» **STORED DATA**:
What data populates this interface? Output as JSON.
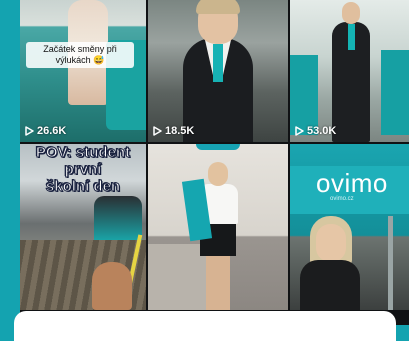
{
  "feed": {
    "tiles": [
      {
        "caption": [
          "Začátek směny při",
          "výlukách 😅"
        ],
        "views": "26.6K"
      },
      {
        "views": "18.5K"
      },
      {
        "views": "53.0K"
      },
      {
        "title": [
          "POV: student",
          "první",
          "školní den"
        ]
      },
      {},
      {
        "brand": "ovimo",
        "tagline": "ovimo.cz"
      }
    ]
  },
  "icons": {
    "views": "play-icon"
  },
  "colors": {
    "accent": "#14a3b0",
    "brand_teal": "#1fb0ba",
    "card": "#ffffff"
  }
}
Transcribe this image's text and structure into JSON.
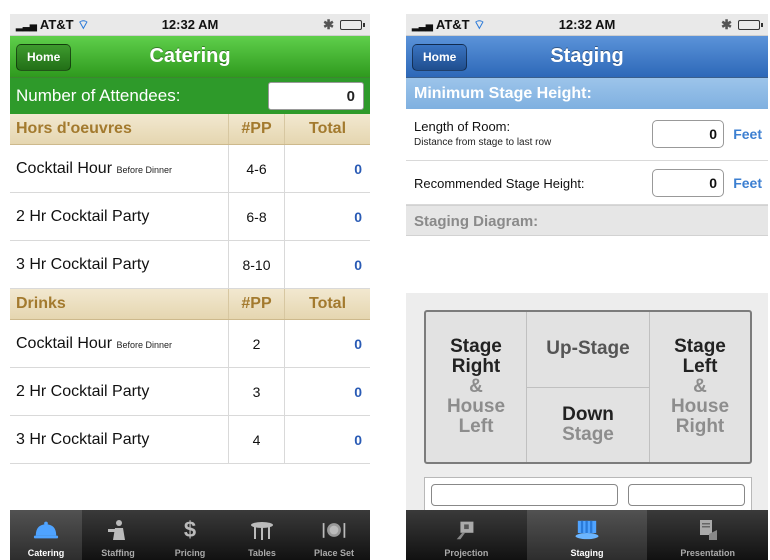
{
  "left": {
    "status": {
      "carrier": "AT&T",
      "time": "12:32 AM"
    },
    "nav": {
      "home": "Home",
      "title": "Catering"
    },
    "attendees": {
      "label": "Number of Attendees:",
      "value": "0"
    },
    "sections": [
      {
        "header": {
          "name": "Hors d'oeuvres",
          "pp": "#PP",
          "total": "Total"
        },
        "rows": [
          {
            "name": "Cocktail Hour",
            "note": "Before Dinner",
            "pp": "4-6",
            "total": "0"
          },
          {
            "name": "2 Hr Cocktail Party",
            "note": "",
            "pp": "6-8",
            "total": "0"
          },
          {
            "name": "3 Hr Cocktail Party",
            "note": "",
            "pp": "8-10",
            "total": "0"
          }
        ]
      },
      {
        "header": {
          "name": "Drinks",
          "pp": "#PP",
          "total": "Total"
        },
        "rows": [
          {
            "name": "Cocktail Hour",
            "note": "Before Dinner",
            "pp": "2",
            "total": "0"
          },
          {
            "name": "2 Hr Cocktail Party",
            "note": "",
            "pp": "3",
            "total": "0"
          },
          {
            "name": "3 Hr Cocktail Party",
            "note": "",
            "pp": "4",
            "total": "0"
          }
        ]
      }
    ],
    "tabs": [
      {
        "label": "Catering",
        "icon": "cloche-icon",
        "active": true
      },
      {
        "label": "Staffing",
        "icon": "staff-icon",
        "active": false
      },
      {
        "label": "Pricing",
        "icon": "dollar-icon",
        "active": false
      },
      {
        "label": "Tables",
        "icon": "table-icon",
        "active": false
      },
      {
        "label": "Place Set",
        "icon": "place-setting-icon",
        "active": false
      }
    ]
  },
  "right": {
    "status": {
      "carrier": "AT&T",
      "time": "12:32 AM"
    },
    "nav": {
      "home": "Home",
      "title": "Staging"
    },
    "min_stage_header": "Minimum Stage Height:",
    "length_room": {
      "label": "Length of Room:",
      "sub": "Distance from stage to last row",
      "value": "0",
      "unit": "Feet"
    },
    "recommended": {
      "label": "Recommended Stage Height:",
      "value": "0",
      "unit": "Feet"
    },
    "diagram_header": "Staging Diagram:",
    "diagram": {
      "left_top1": "Stage",
      "left_top2": "Right",
      "left_amp": "&",
      "left_bot1": "House",
      "left_bot2": "Left",
      "up_stage": "Up-Stage",
      "down1": "Down",
      "down2": "Stage",
      "right_top1": "Stage",
      "right_top2": "Left",
      "right_amp": "&",
      "right_bot1": "House",
      "right_bot2": "Right"
    },
    "tabs": [
      {
        "label": "Projection",
        "icon": "projector-icon",
        "active": false
      },
      {
        "label": "Staging",
        "icon": "stage-icon",
        "active": true
      },
      {
        "label": "Presentation",
        "icon": "presentation-icon",
        "active": false
      }
    ]
  },
  "colors": {
    "catering_green": "#2e9a2a",
    "staging_blue": "#2d68b8",
    "section_tan": "#e5d6b0",
    "total_blue": "#2a5bb5"
  }
}
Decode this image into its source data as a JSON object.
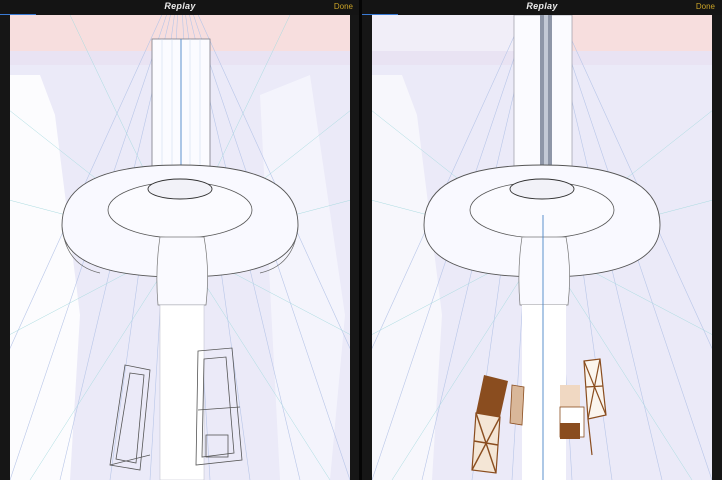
{
  "panels": [
    {
      "id": "left",
      "title": "Replay",
      "done_label": "Done",
      "progress": 0.1
    },
    {
      "id": "right",
      "title": "Replay",
      "done_label": "Done",
      "progress": 0.1
    }
  ],
  "colors": {
    "topbar": "#141414",
    "done": "#c9a227",
    "progress": "#3a7bd5",
    "canvas_bg": "#ebeaf8",
    "sky_band": "#f7dede",
    "wood": "#8a4d1f"
  }
}
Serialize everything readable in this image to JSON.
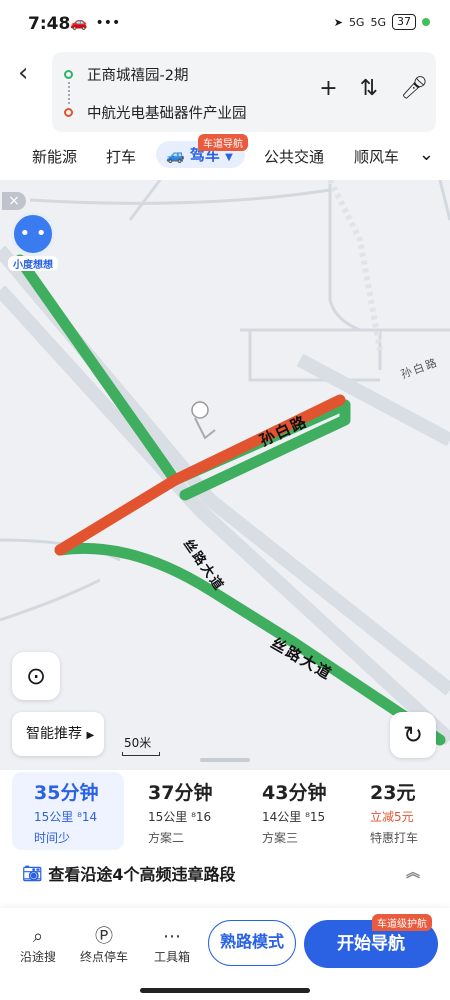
{
  "status": {
    "time": "7:48",
    "signal_a": "5G",
    "signal_b": "5G",
    "battery": "37"
  },
  "route": {
    "from": "正商城禧园-2期",
    "to": "中航光电基础器件产业园"
  },
  "modes": {
    "items": [
      "新能源",
      "打车",
      "驾车",
      "公共交通",
      "顺风车"
    ],
    "active_badge": "车道导航"
  },
  "map": {
    "roads": [
      "孙白路",
      "丝路大道",
      "丝路大道",
      "孙白路"
    ],
    "assistant_label": "小度想想",
    "smart_btn": "智能推荐",
    "scale": "50米",
    "colors": {
      "route_green": "#3fae5f",
      "route_red": "#e2542f",
      "road_gray": "#d7dbe2"
    }
  },
  "plans": [
    {
      "time": "35分钟",
      "dist": "15公里",
      "lights": "14",
      "note": "时间少"
    },
    {
      "time": "37分钟",
      "dist": "15公里",
      "lights": "16",
      "note": "方案二"
    },
    {
      "time": "43分钟",
      "dist": "14公里",
      "lights": "15",
      "note": "方案三"
    },
    {
      "time": "23元",
      "dist": "立减5元",
      "lights": "",
      "note": "特惠打车"
    }
  ],
  "violation": "查看沿途4个高频违章路段",
  "bottom": {
    "tools": [
      "沿途搜",
      "终点停车",
      "工具箱"
    ],
    "familiar": "熟路模式",
    "nav": "开始导航",
    "nav_badge": "车道级护航"
  }
}
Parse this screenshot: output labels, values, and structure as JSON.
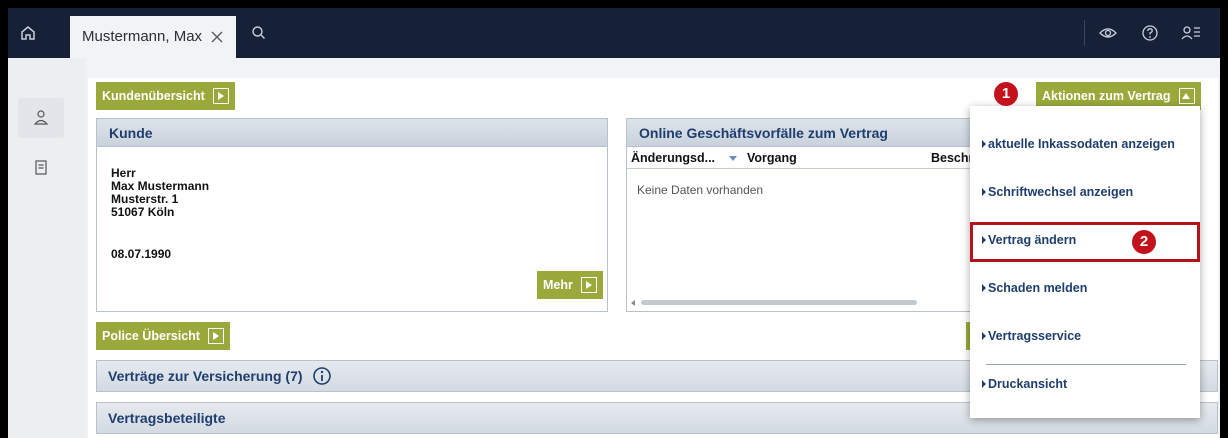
{
  "topbar": {
    "tab_label": "Mustermann, Max",
    "icons": [
      "home-icon",
      "close-icon",
      "search-icon",
      "eye-icon",
      "help-icon",
      "user-settings-icon"
    ],
    "bg_color": "#162036"
  },
  "rail": {
    "icons": [
      "person-icon",
      "document-icon"
    ]
  },
  "buttons": {
    "kundenuebersicht": "Kundenübersicht",
    "aktionen": "Aktionen zum Vertrag",
    "mehr": "Mehr",
    "police": "Police Übersicht",
    "accent_color": "#9aaa3a"
  },
  "kunde": {
    "title": "Kunde",
    "salutation": "Herr",
    "name": "Max Mustermann",
    "street": "Musterstr. 1",
    "city": "51067 Köln",
    "birthdate": "08.07.1990"
  },
  "online": {
    "title": "Online Geschäftsvorfälle zum Vertrag",
    "columns": [
      "Änderungsd...",
      "Vorgang",
      "Beschr"
    ],
    "empty_text": "Keine Daten vorhanden"
  },
  "sections": {
    "vertraege": "Verträge zur Versicherung (7)",
    "beteiligte": "Vertragsbeteiligte"
  },
  "menu": {
    "items": [
      "aktuelle Inkassodaten anzeigen",
      "Schriftwechsel anzeigen",
      "Vertrag ändern",
      "Schaden melden",
      "Vertragsservice",
      "Druckansicht"
    ],
    "highlighted_index": 2
  },
  "callouts": {
    "one": "1",
    "two": "2",
    "color": "#c4121c"
  },
  "partial_text": {
    "a_fragment": "a"
  }
}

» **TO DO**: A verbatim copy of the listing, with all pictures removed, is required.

» **EXERCISE ANSWER**:
What data populates this interface? Output as JSON.
{
  "feed": {
    "tiles": [
      {
        "caption": [
          "Začátek směny při",
          "výlukách 😅"
        ],
        "views": "26.6K"
      },
      {
        "views": "18.5K"
      },
      {
        "views": "53.0K"
      },
      {
        "title": [
          "POV: student",
          "první",
          "školní den"
        ]
      },
      {},
      {
        "brand": "ovimo",
        "tagline": "ovimo.cz"
      }
    ]
  },
  "icons": {
    "views": "play-icon"
  },
  "colors": {
    "accent": "#14a3b0",
    "brand_teal": "#1fb0ba",
    "card": "#ffffff"
  }
}
Transcribe this image's text and structure into JSON.
{
  "left": {
    "status": {
      "carrier": "AT&T",
      "time": "12:32 AM"
    },
    "nav": {
      "home": "Home",
      "title": "Catering"
    },
    "attendees": {
      "label": "Number of Attendees:",
      "value": "0"
    },
    "sections": [
      {
        "header": {
          "name": "Hors d'oeuvres",
          "pp": "#PP",
          "total": "Total"
        },
        "rows": [
          {
            "name": "Cocktail Hour",
            "note": "Before Dinner",
            "pp": "4-6",
            "total": "0"
          },
          {
            "name": "2 Hr Cocktail Party",
            "note": "",
            "pp": "6-8",
            "total": "0"
          },
          {
            "name": "3 Hr Cocktail Party",
            "note": "",
            "pp": "8-10",
            "total": "0"
          }
        ]
      },
      {
        "header": {
          "name": "Drinks",
          "pp": "#PP",
          "total": "Total"
        },
        "rows": [
          {
            "name": "Cocktail Hour",
            "note": "Before Dinner",
            "pp": "2",
            "total": "0"
          },
          {
            "name": "2 Hr Cocktail Party",
            "note": "",
            "pp": "3",
            "total": "0"
          },
          {
            "name": "3 Hr Cocktail Party",
            "note": "",
            "pp": "4",
            "total": "0"
          }
        ]
      }
    ],
    "tabs": [
      {
        "label": "Catering",
        "icon": "cloche-icon",
        "active": true
      },
      {
        "label": "Staffing",
        "icon": "staff-icon",
        "active": false
      },
      {
        "label": "Pricing",
        "icon": "dollar-icon",
        "active": false
      },
      {
        "label": "Tables",
        "icon": "table-icon",
        "active": false
      },
      {
        "label": "Place Set",
        "icon": "place-setting-icon",
        "active": false
      }
    ]
  },
  "right": {
    "status": {
      "carrier": "AT&T",
      "time": "12:32 AM"
    },
    "nav": {
      "home": "Home",
      "title": "Staging"
    },
    "min_stage_header": "Minimum Stage Height:",
    "length_room": {
      "label": "Length of Room:",
      "sub": "Distance from stage to last row",
      "value": "0",
      "unit": "Feet"
    },
    "recommended": {
      "label": "Recommended Stage Height:",
      "value": "0",
      "unit": "Feet"
    },
    "diagram_header": "Staging Diagram:",
    "diagram": {
      "left_top1": "Stage",
      "left_top2": "Right",
      "left_amp": "&",
      "left_bot1": "House",
      "left_bot2": "Left",
      "up_stage": "Up-Stage",
      "down1": "Down",
      "down2": "Stage",
      "right_top1": "Stage",
      "right_top2": "Left",
      "right_amp": "&",
      "right_bot1": "House",
      "right_bot2": "Right"
    },
    "tabs": [
      {
        "label": "Projection",
        "icon": "projector-icon",
        "active": false
      },
      {
        "label": "Staging",
        "icon": "stage-icon",
        "active": true
      },
      {
        "label": "Presentation",
        "icon": "presentation-icon",
        "active": false
      }
    ]
  },
  "colors": {
    "catering_green": "#2e9a2a",
    "staging_blue": "#2d68b8",
    "section_tan": "#e5d6b0",
    "total_blue": "#2a5bb5"
  }
}
Decode this image into its source data as a JSON object.
{
  "panels": [
    {
      "id": "left",
      "title": "Replay",
      "done_label": "Done",
      "progress": 0.1
    },
    {
      "id": "right",
      "title": "Replay",
      "done_label": "Done",
      "progress": 0.1
    }
  ],
  "colors": {
    "topbar": "#141414",
    "done": "#c9a227",
    "progress": "#3a7bd5",
    "canvas_bg": "#ebeaf8",
    "sky_band": "#f7dede",
    "wood": "#8a4d1f"
  }
}
Serialize everything readable in this image to JSON.
{
  "status": {
    "time": "7:48",
    "signal_a": "5G",
    "signal_b": "5G",
    "battery": "37"
  },
  "route": {
    "from": "正商城禧园-2期",
    "to": "中航光电基础器件产业园"
  },
  "modes": {
    "items": [
      "新能源",
      "打车",
      "驾车",
      "公共交通",
      "顺风车"
    ],
    "active_badge": "车道导航"
  },
  "map": {
    "roads": [
      "孙白路",
      "丝路大道",
      "丝路大道",
      "孙白路"
    ],
    "assistant_label": "小度想想",
    "smart_btn": "智能推荐",
    "scale": "50米",
    "colors": {
      "route_green": "#3fae5f",
      "route_red": "#e2542f",
      "road_gray": "#d7dbe2"
    }
  },
  "plans": [
    {
      "time": "35分钟",
      "dist": "15公里",
      "lights": "14",
      "note": "时间少"
    },
    {
      "time": "37分钟",
      "dist": "15公里",
      "lights": "16",
      "note": "方案二"
    },
    {
      "time": "43分钟",
      "dist": "14公里",
      "lights": "15",
      "note": "方案三"
    },
    {
      "time": "23元",
      "dist": "立减5元",
      "lights": "",
      "note": "特惠打车"
    }
  ],
  "violation": "查看沿途4个高频违章路段",
  "bottom": {
    "tools": [
      "沿途搜",
      "终点停车",
      "工具箱"
    ],
    "familiar": "熟路模式",
    "nav": "开始导航",
    "nav_badge": "车道级护航"
  }
}
Parse this screenshot: output labels, values, and structure as JSON.
{
  "topbar": {
    "tab_label": "Mustermann, Max",
    "icons": [
      "home-icon",
      "close-icon",
      "search-icon",
      "eye-icon",
      "help-icon",
      "user-settings-icon"
    ],
    "bg_color": "#162036"
  },
  "rail": {
    "icons": [
      "person-icon",
      "document-icon"
    ]
  },
  "buttons": {
    "kundenuebersicht": "Kundenübersicht",
    "aktionen": "Aktionen zum Vertrag",
    "mehr": "Mehr",
    "police": "Police Übersicht",
    "accent_color": "#9aaa3a"
  },
  "kunde": {
    "title": "Kunde",
    "salutation": "Herr",
    "name": "Max Mustermann",
    "street": "Musterstr. 1",
    "city": "51067 Köln",
    "birthdate": "08.07.1990"
  },
  "online": {
    "title": "Online Geschäftsvorfälle zum Vertrag",
    "columns": [
      "Änderungsd...",
      "Vorgang",
      "Beschr"
    ],
    "empty_text": "Keine Daten vorhanden"
  },
  "sections": {
    "vertraege": "Verträge zur Versicherung (7)",
    "beteiligte": "Vertragsbeteiligte"
  },
  "menu": {
    "items": [
      "aktuelle Inkassodaten anzeigen",
      "Schriftwechsel anzeigen",
      "Vertrag ändern",
      "Schaden melden",
      "Vertragsservice",
      "Druckansicht"
    ],
    "highlighted_index": 2
  },
  "callouts": {
    "one": "1",
    "two": "2",
    "color": "#c4121c"
  },
  "partial_text": {
    "a_fragment": "a"
  }
}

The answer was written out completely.